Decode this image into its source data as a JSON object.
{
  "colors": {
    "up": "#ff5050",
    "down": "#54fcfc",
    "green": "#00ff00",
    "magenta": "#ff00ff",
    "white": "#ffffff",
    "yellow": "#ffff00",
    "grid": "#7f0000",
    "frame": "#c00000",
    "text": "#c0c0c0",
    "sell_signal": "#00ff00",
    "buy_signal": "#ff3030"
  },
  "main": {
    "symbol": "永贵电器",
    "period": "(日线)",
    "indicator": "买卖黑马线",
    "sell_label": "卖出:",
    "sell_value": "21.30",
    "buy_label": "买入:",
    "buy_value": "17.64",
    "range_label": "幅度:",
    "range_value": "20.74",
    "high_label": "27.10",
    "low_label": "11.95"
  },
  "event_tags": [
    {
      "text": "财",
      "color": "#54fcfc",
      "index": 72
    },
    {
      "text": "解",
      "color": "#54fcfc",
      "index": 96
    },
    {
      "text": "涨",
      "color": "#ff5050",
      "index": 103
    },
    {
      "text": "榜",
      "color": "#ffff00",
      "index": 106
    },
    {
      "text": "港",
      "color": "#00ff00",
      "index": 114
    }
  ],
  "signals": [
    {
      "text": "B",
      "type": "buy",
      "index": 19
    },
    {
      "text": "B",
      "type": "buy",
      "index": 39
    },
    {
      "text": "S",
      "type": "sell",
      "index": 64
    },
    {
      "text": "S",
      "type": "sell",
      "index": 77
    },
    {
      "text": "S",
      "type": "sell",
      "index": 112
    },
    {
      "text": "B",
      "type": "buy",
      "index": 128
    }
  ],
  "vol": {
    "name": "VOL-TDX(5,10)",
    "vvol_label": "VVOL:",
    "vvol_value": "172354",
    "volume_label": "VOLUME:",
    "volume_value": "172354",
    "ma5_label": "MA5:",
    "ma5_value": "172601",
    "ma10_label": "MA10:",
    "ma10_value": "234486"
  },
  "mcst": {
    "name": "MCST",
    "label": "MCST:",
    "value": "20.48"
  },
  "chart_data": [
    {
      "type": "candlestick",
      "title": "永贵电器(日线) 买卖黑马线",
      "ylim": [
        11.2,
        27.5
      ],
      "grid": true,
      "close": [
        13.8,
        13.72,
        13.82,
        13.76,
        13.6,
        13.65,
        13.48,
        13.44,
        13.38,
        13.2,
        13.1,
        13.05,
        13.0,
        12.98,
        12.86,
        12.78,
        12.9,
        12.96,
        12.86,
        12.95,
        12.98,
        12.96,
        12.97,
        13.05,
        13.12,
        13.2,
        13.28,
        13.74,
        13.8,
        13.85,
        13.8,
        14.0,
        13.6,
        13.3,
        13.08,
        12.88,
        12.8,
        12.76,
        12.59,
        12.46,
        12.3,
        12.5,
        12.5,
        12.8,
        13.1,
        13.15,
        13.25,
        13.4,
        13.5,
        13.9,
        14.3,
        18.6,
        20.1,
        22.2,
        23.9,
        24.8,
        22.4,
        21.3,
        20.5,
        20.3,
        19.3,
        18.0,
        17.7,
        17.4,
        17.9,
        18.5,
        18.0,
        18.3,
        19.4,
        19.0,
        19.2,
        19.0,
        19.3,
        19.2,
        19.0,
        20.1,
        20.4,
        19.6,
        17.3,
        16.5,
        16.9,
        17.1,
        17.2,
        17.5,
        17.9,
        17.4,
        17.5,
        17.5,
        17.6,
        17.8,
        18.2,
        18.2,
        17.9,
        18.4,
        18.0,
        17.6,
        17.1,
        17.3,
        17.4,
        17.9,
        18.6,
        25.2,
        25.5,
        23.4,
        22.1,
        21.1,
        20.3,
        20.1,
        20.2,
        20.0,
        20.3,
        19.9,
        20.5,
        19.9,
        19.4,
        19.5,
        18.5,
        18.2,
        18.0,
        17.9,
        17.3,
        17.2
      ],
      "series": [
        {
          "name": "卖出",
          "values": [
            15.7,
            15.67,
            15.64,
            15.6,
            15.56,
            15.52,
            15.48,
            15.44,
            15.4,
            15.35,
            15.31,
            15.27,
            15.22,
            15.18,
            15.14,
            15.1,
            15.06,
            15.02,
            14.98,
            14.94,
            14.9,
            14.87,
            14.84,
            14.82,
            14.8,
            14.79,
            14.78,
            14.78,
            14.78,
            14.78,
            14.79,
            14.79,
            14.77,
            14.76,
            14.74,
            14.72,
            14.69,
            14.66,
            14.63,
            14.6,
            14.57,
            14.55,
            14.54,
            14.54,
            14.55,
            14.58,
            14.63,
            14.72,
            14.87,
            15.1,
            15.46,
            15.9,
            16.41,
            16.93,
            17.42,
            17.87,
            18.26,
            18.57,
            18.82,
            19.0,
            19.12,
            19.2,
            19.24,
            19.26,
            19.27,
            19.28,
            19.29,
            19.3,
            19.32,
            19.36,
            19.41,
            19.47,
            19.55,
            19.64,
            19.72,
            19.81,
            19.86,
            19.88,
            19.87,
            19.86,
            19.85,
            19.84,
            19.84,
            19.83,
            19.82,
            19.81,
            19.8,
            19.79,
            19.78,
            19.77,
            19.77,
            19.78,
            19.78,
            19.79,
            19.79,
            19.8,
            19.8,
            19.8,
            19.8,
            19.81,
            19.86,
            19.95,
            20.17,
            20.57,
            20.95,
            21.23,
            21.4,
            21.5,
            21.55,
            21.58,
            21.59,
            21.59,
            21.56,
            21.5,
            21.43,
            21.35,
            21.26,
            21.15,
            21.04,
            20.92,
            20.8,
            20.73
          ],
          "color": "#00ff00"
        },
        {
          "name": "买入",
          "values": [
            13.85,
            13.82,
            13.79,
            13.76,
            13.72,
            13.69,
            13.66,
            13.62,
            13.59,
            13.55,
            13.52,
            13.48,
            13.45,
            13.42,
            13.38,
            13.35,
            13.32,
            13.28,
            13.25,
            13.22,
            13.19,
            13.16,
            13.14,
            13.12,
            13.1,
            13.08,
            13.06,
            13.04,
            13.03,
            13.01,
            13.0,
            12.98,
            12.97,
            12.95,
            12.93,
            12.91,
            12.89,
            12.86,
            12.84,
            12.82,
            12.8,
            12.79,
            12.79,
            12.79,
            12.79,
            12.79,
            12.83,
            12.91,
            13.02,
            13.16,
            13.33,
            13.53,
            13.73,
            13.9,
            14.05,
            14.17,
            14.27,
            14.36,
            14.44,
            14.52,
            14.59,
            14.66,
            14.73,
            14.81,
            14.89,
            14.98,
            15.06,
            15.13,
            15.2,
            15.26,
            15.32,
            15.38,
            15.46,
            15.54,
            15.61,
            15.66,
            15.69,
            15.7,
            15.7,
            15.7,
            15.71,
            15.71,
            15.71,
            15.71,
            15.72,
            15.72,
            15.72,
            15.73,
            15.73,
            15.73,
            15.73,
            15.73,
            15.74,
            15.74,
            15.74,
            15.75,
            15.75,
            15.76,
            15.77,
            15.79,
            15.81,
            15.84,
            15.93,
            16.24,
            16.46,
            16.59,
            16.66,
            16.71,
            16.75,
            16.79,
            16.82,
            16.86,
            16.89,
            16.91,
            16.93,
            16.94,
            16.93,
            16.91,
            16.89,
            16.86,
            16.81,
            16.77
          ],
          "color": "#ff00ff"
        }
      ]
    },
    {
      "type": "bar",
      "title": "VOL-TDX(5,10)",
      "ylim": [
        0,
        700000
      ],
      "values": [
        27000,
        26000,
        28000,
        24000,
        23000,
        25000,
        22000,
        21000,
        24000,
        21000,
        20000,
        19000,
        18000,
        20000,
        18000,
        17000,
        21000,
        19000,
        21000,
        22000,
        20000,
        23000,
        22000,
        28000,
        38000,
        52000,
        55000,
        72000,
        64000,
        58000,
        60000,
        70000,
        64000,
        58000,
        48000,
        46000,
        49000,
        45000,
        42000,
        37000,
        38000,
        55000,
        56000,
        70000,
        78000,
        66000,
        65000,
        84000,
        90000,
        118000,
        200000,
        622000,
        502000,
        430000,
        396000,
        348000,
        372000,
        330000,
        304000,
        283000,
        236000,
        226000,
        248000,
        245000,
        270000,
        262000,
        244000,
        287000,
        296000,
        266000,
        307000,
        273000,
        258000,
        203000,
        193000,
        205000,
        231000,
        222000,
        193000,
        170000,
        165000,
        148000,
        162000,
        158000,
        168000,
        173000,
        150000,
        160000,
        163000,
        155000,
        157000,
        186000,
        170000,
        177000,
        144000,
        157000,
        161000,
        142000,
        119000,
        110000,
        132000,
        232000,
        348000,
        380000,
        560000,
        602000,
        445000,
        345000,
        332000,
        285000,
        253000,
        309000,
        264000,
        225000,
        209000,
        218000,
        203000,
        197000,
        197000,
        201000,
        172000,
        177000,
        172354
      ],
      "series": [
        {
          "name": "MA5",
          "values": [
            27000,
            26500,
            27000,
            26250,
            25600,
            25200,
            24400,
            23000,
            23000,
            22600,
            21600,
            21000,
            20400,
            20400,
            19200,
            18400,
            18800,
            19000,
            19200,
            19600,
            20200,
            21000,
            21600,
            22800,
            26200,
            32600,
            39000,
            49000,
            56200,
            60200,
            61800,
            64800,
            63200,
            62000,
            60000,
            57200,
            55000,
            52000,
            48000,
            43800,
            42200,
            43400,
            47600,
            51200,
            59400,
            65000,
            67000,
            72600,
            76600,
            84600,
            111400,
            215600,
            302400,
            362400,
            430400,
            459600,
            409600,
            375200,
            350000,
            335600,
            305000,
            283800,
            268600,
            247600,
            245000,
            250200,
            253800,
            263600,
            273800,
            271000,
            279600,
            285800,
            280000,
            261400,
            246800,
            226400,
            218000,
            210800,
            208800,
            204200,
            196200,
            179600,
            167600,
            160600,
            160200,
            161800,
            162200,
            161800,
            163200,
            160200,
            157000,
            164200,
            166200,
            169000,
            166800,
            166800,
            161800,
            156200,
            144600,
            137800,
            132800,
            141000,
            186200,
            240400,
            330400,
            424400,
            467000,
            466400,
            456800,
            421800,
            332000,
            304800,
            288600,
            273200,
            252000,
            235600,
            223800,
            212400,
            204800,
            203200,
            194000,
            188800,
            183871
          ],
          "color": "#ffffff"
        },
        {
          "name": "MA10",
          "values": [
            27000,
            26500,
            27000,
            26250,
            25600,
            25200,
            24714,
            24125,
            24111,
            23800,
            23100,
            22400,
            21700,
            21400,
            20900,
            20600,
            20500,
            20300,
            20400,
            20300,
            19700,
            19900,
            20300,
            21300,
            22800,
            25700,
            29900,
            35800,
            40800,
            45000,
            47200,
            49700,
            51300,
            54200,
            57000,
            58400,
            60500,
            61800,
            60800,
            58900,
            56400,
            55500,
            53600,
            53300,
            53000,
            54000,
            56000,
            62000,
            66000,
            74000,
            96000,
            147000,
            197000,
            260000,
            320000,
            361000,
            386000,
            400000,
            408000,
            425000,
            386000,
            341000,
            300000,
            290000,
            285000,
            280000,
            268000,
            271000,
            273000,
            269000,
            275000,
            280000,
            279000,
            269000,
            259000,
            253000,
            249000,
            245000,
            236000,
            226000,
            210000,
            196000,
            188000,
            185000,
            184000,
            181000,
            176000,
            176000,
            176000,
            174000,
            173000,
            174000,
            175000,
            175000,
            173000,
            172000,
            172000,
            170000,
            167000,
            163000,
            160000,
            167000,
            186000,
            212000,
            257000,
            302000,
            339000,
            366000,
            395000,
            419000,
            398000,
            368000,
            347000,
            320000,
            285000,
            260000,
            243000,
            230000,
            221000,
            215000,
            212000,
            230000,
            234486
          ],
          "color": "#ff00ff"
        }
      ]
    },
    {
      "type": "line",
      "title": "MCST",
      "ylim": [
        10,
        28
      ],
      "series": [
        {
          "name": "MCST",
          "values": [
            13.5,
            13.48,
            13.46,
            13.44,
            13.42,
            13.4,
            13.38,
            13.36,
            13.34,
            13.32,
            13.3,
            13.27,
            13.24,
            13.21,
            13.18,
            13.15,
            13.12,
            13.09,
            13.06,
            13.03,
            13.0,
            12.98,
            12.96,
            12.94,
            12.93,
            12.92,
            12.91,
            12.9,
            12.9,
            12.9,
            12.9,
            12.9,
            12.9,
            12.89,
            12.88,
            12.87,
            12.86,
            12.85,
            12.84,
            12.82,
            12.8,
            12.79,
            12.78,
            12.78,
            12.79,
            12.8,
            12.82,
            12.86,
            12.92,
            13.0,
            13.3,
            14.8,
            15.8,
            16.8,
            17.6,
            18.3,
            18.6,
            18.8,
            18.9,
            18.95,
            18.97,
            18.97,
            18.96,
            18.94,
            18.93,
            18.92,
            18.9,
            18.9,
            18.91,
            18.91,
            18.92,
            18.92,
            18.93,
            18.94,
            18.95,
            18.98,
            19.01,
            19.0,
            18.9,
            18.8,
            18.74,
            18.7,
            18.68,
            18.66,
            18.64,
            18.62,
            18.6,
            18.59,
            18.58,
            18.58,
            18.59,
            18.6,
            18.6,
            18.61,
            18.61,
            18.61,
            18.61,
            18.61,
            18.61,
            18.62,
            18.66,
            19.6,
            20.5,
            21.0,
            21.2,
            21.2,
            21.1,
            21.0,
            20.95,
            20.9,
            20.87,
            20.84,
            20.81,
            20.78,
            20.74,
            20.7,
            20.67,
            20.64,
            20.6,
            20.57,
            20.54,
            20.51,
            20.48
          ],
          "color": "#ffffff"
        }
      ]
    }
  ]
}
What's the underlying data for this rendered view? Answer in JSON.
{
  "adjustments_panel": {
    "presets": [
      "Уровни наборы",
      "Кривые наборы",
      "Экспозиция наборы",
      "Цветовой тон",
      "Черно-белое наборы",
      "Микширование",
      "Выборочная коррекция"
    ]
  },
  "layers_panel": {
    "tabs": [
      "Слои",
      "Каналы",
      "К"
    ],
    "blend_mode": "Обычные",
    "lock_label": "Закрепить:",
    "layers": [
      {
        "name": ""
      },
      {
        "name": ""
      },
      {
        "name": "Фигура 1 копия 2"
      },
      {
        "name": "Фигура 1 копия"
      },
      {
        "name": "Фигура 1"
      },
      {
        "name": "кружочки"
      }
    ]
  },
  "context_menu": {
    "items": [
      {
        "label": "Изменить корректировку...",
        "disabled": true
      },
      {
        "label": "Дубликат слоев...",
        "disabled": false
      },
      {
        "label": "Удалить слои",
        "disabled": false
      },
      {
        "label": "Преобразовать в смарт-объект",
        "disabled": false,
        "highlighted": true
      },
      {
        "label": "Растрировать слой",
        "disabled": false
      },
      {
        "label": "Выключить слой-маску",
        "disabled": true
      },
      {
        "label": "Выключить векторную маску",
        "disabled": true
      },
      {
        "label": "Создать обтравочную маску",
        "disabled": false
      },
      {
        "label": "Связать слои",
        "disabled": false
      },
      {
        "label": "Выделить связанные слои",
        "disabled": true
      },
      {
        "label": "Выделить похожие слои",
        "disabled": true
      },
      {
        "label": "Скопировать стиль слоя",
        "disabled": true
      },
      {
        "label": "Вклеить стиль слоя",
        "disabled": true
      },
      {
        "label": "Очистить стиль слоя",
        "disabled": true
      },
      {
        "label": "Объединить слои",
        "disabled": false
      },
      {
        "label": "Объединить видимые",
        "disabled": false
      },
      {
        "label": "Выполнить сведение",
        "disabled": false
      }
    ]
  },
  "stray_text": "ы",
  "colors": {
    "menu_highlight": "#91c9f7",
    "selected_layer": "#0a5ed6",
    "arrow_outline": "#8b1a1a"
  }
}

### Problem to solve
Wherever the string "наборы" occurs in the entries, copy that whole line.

### Reply
      "Уровни наборы",
      "Кривые наборы",
      "Экспозиция наборы",
      "Черно-белое наборы",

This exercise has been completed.